I got the chance to interview Heavener High School’s new art teacher, Mrs. Brown. Mrs. Brown graduated college from Northeastern State University and has a bachelor’s degree in Mass Communications and Advertising, with a minor in Graphic Arts. This is her eighth year teaching and she previously taught at Spiro. Here are a few questions from the interview:
M: What inspired you to be a teacher?
Mrs. Brown: I don’t know if it was inspiration or just necessity. I have a child with disabilities, so working around his schedule is important, and I love to teach and I love art so when the opportunity arose, I took it. Before I became a teacher I was a newspaper and newsletter editor. I also did print shop work, like magazines and I really enjoyed that.
M: Have you always had a passion for art?
Mrs. Brown: Yes. When I was younger I would draw for as long as possible and my mom and my grandma were also artists, so I’ve always liked it.
M: What do you hope to achieve by being an art teacher?
I want to expose people to more than just the term “art.” A lot of people think that art is just drawing and painting, but it’s not. My goal in life is to let people know that art is just as important as math and science.
M: What classes are you teaching this year?
Mrs. Brown: This year I am teaching Art I and Art II, but not Art III. Next year I will be able to teach Art III. We have Art Club this year, too.
M: Are you happy so far, with what you achieved with being an art teacher, like, how you said that art is more than just drawing and painting?
Mrs. Brown: This is my first week here at Heavener, so not yet! But at Spiro, yes I think I did. When I had to leave, a lot of my students backed me and supported me and tried to do things to keep me there, they knew how important it was.
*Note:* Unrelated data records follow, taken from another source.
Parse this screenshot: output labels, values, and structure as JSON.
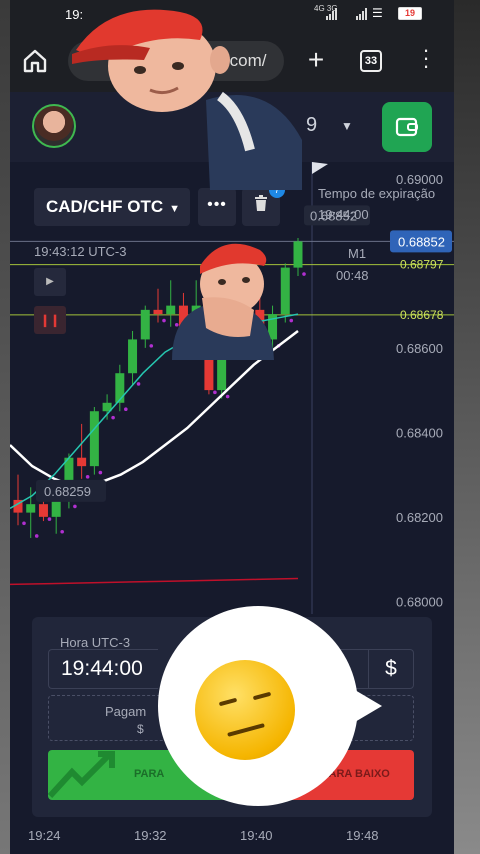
{
  "status_bar": {
    "time": "19:",
    "network": "4G 3G",
    "battery": "19"
  },
  "browser": {
    "url_text": "on.com/",
    "tab_count": "33"
  },
  "account": {
    "balance_fragment": "9"
  },
  "asset": {
    "pair": "CAD/CHF OTC",
    "trash_badge": "7"
  },
  "chart_header": {
    "expiry_label": "Tempo de expiração",
    "expiry_time": "19:44:00",
    "current_time": "19:43:12 UTC-3",
    "timeframe": "M1",
    "countdown": "00:48",
    "expiry_price": "0.68852"
  },
  "trade": {
    "hora_label": "Hora UTC-3",
    "hora_value": "19:44:00",
    "currency_symbol": "$",
    "payout_label": "Pagam",
    "payout_value": "$",
    "up_label": "PARA",
    "down_label": "PARA BAIXO"
  },
  "colors": {
    "up": "#33b344",
    "down": "#e53935",
    "accent": "#20a553",
    "price_tag": "#2f64b8"
  },
  "chart_data": {
    "type": "candlestick",
    "instrument": "CAD/CHF OTC",
    "timeframe": "M1",
    "x_ticks": [
      "19:24",
      "19:32",
      "19:40",
      "19:48"
    ],
    "y_ticks": [
      "0.69000",
      "0.68600",
      "0.68400",
      "0.68200",
      "0.68000"
    ],
    "ylim": [
      0.6797,
      0.6904
    ],
    "current_price": "0.68852",
    "level_labels": [
      "0.68797",
      "0.68678"
    ],
    "levels": [
      0.68797,
      0.68678
    ],
    "marker_price": "0.68259",
    "candles": [
      {
        "o": 0.6824,
        "h": 0.683,
        "l": 0.6818,
        "c": 0.6821
      },
      {
        "o": 0.6821,
        "h": 0.6827,
        "l": 0.6815,
        "c": 0.6823
      },
      {
        "o": 0.6823,
        "h": 0.6826,
        "l": 0.6819,
        "c": 0.682
      },
      {
        "o": 0.682,
        "h": 0.6827,
        "l": 0.6816,
        "c": 0.6824
      },
      {
        "o": 0.6824,
        "h": 0.6835,
        "l": 0.6822,
        "c": 0.6834
      },
      {
        "o": 0.6834,
        "h": 0.6842,
        "l": 0.6829,
        "c": 0.6832
      },
      {
        "o": 0.6832,
        "h": 0.6846,
        "l": 0.683,
        "c": 0.6845
      },
      {
        "o": 0.6845,
        "h": 0.6849,
        "l": 0.6843,
        "c": 0.6847
      },
      {
        "o": 0.6847,
        "h": 0.6856,
        "l": 0.6845,
        "c": 0.6854
      },
      {
        "o": 0.6854,
        "h": 0.6864,
        "l": 0.6851,
        "c": 0.6862
      },
      {
        "o": 0.6862,
        "h": 0.687,
        "l": 0.686,
        "c": 0.6869
      },
      {
        "o": 0.6869,
        "h": 0.6874,
        "l": 0.6866,
        "c": 0.6868
      },
      {
        "o": 0.6868,
        "h": 0.6876,
        "l": 0.6865,
        "c": 0.687
      },
      {
        "o": 0.687,
        "h": 0.6873,
        "l": 0.6859,
        "c": 0.686
      },
      {
        "o": 0.686,
        "h": 0.6876,
        "l": 0.6858,
        "c": 0.687
      },
      {
        "o": 0.687,
        "h": 0.6873,
        "l": 0.6849,
        "c": 0.685
      },
      {
        "o": 0.685,
        "h": 0.6868,
        "l": 0.6848,
        "c": 0.6866
      },
      {
        "o": 0.6866,
        "h": 0.6872,
        "l": 0.686,
        "c": 0.6863
      },
      {
        "o": 0.6863,
        "h": 0.687,
        "l": 0.6858,
        "c": 0.6869
      },
      {
        "o": 0.6869,
        "h": 0.6872,
        "l": 0.686,
        "c": 0.6862
      },
      {
        "o": 0.6862,
        "h": 0.687,
        "l": 0.686,
        "c": 0.6868
      },
      {
        "o": 0.6868,
        "h": 0.688,
        "l": 0.6866,
        "c": 0.6879
      },
      {
        "o": 0.6879,
        "h": 0.6886,
        "l": 0.6877,
        "c": 0.68852
      }
    ],
    "series": [
      {
        "name": "",
        "color": "#ffffff",
        "values": [
          0.6837,
          0.6832,
          0.6829,
          0.6827,
          0.6828,
          0.683,
          0.6833,
          0.6837,
          0.6841,
          0.6846,
          0.6851,
          0.6856,
          0.686,
          0.6864
        ]
      },
      {
        "name": "",
        "color": "#26c6b0",
        "values": [
          0.6822,
          0.6825,
          0.683,
          0.6836,
          0.6842,
          0.6848,
          0.6854,
          0.6859,
          0.6862,
          0.6864,
          0.6865,
          0.6866,
          0.6867,
          0.6868
        ]
      },
      {
        "name": "",
        "color": "#c0102a",
        "values": [
          0.6804,
          0.68042,
          0.68044,
          0.68046,
          0.68048,
          0.6805,
          0.68052,
          0.68054
        ]
      }
    ]
  }
}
When asked what she thinks of this school so far, she replied with, “I haven’t gotten out of my space much so far. It’s good, but it’s a little quiet for me being out here by myself because I’m kind of a social person and it gets a little lonely. On the other hand it could be a good thing, too. I have my own space. Sometimes I don’t feel like I’m part of the main building, but then again that can be a good thing, too,” she laughs. “I don’t have to worry about some of the things that they have to worry about over there. I like it though.”
By Mackenzie Slusser of The Wolf Howls